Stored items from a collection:
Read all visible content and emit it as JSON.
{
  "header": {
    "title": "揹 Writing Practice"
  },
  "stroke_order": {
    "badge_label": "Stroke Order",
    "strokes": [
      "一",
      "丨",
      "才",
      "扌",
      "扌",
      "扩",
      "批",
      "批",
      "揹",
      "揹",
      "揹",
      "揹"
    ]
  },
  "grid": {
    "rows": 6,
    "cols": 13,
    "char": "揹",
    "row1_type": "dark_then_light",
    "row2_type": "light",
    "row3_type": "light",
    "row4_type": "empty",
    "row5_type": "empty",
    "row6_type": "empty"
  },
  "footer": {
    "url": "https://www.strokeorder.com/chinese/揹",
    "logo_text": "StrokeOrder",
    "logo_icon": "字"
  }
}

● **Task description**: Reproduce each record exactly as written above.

● **Output of the exercise**:
Read all visible content and emit it as JSON.
{
  "header": {
    "title": "揹 Writing Practice"
  },
  "stroke_order": {
    "badge_label": "Stroke Order",
    "strokes": [
      "一",
      "丨",
      "才",
      "扌",
      "扌",
      "扩",
      "批",
      "批",
      "揹",
      "揹",
      "揹",
      "揹"
    ]
  },
  "grid": {
    "rows": 6,
    "cols": 13,
    "char": "揹",
    "row1_type": "dark_then_light",
    "row2_type": "light",
    "row3_type": "light",
    "row4_type": "empty",
    "row5_type": "empty",
    "row6_type": "empty"
  },
  "footer": {
    "url": "https://www.strokeorder.com/chinese/揹",
    "logo_text": "StrokeOrder",
    "logo_icon": "字"
  }
}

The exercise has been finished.